* EXERCISE: Return the lines below that contain the word "string".

** EXTRACTED INFORMATION follows **

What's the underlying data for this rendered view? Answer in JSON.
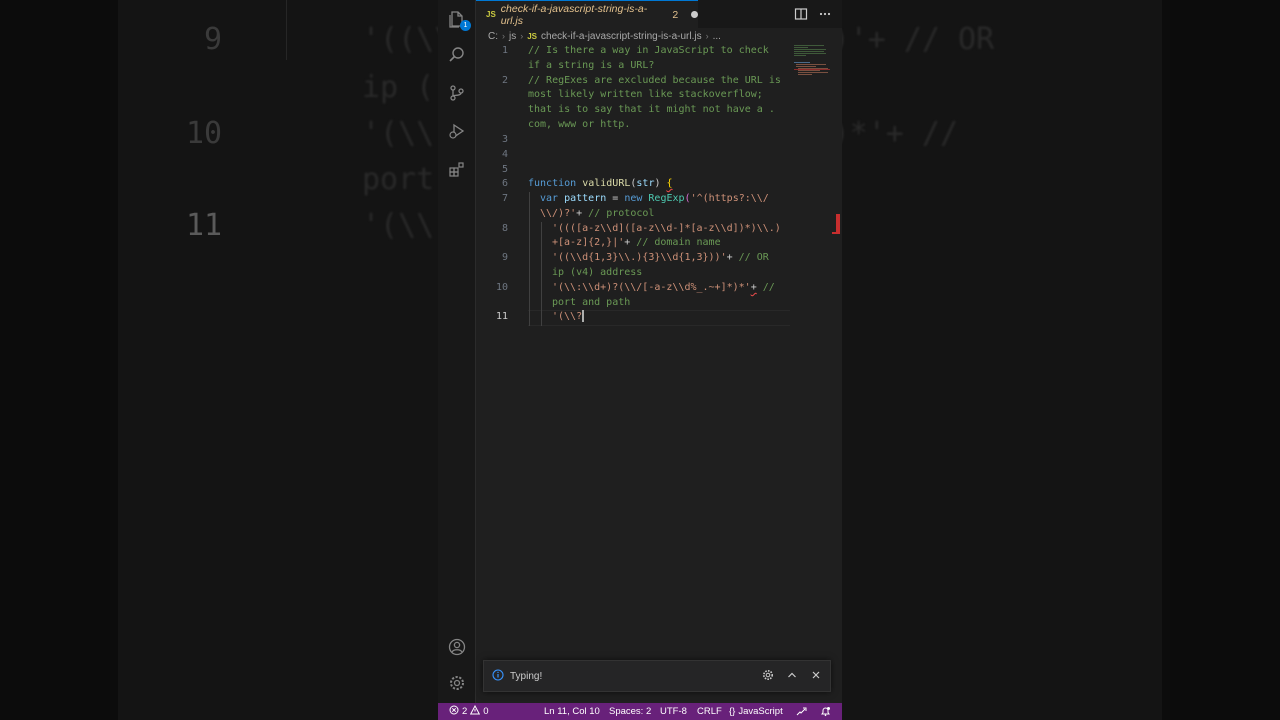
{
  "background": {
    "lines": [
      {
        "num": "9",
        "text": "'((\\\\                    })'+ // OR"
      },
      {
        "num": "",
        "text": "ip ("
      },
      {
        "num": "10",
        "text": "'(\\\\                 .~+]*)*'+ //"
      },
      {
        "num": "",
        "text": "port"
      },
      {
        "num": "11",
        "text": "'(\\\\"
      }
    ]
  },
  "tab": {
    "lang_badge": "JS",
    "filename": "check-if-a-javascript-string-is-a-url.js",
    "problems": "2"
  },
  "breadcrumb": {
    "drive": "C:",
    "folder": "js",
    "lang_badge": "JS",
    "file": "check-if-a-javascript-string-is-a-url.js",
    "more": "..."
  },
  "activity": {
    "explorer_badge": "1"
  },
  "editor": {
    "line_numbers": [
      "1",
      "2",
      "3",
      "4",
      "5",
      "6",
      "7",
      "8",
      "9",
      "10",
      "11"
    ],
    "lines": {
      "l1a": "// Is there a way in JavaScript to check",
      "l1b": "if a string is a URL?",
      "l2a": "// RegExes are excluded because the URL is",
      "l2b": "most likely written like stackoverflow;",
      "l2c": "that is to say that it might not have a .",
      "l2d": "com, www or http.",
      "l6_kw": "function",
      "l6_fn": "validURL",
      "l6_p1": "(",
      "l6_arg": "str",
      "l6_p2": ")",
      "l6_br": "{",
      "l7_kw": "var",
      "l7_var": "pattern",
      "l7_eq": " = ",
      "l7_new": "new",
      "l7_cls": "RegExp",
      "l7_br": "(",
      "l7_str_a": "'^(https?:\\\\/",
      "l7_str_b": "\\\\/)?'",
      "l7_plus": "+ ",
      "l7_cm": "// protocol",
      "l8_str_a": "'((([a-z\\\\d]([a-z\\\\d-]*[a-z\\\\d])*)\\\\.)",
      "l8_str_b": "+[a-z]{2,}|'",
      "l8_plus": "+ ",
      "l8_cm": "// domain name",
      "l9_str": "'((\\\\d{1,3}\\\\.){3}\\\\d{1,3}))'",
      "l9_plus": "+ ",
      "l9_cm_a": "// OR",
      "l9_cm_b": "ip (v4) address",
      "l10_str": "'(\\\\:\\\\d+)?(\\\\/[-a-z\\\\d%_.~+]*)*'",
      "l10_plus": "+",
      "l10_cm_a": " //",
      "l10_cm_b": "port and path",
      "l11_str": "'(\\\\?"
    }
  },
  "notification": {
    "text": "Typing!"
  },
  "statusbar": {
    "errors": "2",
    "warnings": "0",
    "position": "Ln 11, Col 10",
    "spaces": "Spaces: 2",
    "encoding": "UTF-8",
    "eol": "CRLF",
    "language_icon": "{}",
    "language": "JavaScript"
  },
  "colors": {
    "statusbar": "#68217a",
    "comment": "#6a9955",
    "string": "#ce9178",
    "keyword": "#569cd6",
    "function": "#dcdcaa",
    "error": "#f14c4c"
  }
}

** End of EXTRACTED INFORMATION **

* TASK SOLUTION:
    "filename": "check-if-a-javascript-string-is-a-url.js",
    "file": "check-if-a-javascript-string-is-a-url.js",
      "l1b": "if a string is a URL?",
    "string": "#ce9178",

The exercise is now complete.